Task
Handling large, bulky tools such as gas-powered tampers on and off trucks for use in construction and street maintenance.

Problem
Tools such as pavement breakers and gas-powered tampers typically weigh 90-150 lbs. (40-68 kg) and are often located on the truck in places making them difficult to load and unload. Risk factors include high forces applied in awkward postures. There are no good hand-holds on some of these tools. This is a high-risk activity even with 3 people performing the lift/lower.

Intervention
A group of construction workers developed and fabricated an arm that extends from the front bumper of the truck. The axis of rotation is offset from the vertical - this allows the arm to descend to pavement level as it swings away from the bumper. The tool can then be "walked" off the supporting plate at the end of the arm. When the crew is finished using the tool, one person can easily slide it onto the plate and push the arm toward the front bumper. The tool gradually rises to bumper height, where it can be secured for transport.

Cost
Estimated US $500 in parts and labor.

Evaluation of Intervention

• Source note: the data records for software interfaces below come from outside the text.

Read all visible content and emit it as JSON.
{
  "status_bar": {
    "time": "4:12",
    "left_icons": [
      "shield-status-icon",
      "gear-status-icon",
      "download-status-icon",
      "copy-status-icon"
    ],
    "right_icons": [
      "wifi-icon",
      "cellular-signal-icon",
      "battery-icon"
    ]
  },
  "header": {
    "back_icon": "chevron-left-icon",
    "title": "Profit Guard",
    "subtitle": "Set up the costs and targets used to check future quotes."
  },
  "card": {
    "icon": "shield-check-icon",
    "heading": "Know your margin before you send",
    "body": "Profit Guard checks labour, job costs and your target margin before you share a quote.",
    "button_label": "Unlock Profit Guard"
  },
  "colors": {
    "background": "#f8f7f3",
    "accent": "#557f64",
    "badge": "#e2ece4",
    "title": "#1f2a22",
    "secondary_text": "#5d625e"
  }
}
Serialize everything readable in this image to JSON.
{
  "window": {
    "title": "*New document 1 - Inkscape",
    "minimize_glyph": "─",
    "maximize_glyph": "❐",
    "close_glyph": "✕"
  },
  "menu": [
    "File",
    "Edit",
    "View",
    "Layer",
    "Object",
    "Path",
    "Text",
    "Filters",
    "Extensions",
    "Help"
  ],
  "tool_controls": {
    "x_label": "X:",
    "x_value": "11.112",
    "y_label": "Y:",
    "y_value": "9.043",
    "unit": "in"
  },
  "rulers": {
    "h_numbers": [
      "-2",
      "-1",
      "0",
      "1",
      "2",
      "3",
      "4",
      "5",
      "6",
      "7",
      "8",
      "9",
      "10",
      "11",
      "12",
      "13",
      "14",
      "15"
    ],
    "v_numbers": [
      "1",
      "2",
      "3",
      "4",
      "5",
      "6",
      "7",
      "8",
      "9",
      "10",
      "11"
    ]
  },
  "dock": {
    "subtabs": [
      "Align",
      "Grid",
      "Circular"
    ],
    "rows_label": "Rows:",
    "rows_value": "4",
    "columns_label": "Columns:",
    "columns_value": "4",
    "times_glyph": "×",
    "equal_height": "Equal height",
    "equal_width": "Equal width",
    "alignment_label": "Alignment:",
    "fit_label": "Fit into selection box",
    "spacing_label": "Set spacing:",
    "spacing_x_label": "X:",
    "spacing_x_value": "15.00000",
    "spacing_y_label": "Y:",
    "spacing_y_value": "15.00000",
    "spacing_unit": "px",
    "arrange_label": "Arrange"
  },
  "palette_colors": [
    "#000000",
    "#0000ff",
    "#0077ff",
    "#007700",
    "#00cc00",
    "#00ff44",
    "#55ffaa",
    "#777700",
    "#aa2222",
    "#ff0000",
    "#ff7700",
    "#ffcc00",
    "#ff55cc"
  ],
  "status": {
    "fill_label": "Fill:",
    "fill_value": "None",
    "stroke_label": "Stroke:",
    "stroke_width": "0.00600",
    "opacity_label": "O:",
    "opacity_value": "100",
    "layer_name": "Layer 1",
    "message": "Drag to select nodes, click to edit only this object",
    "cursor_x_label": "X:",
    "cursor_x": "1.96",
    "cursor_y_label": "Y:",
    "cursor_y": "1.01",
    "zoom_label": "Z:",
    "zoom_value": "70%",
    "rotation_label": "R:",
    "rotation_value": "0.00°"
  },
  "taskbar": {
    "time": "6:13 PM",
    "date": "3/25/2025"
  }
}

  • Pros
  • Eliminates reaching and bending to lift or lower tool
  • Substitutes relatively low force pushing and sliding for heavy lift.
  • Cons
  • Depending on terrain or crown of road, tool may not descend fully to surface when arm is extended.
  • Some trucks may not have enough available space on front bumper.

Semi-Quantitative Evaluation of Intervention

  • Reduction of Identified Risk Factor
  • No New Risk Factors Introduced
  • Productivity not Reduced
  • Low Cost
  • Total
  • 4/5
  • 5/5
  • 5/5
  • 4/5
  • 18/20

Other Possible Interventions

  • Hydraulic hoist on side of truck—this would be much more expensive and would take up more space.

Acknowledgements
Submitted by Ira Janowitz, PT, CPE, UC Ergonomics Program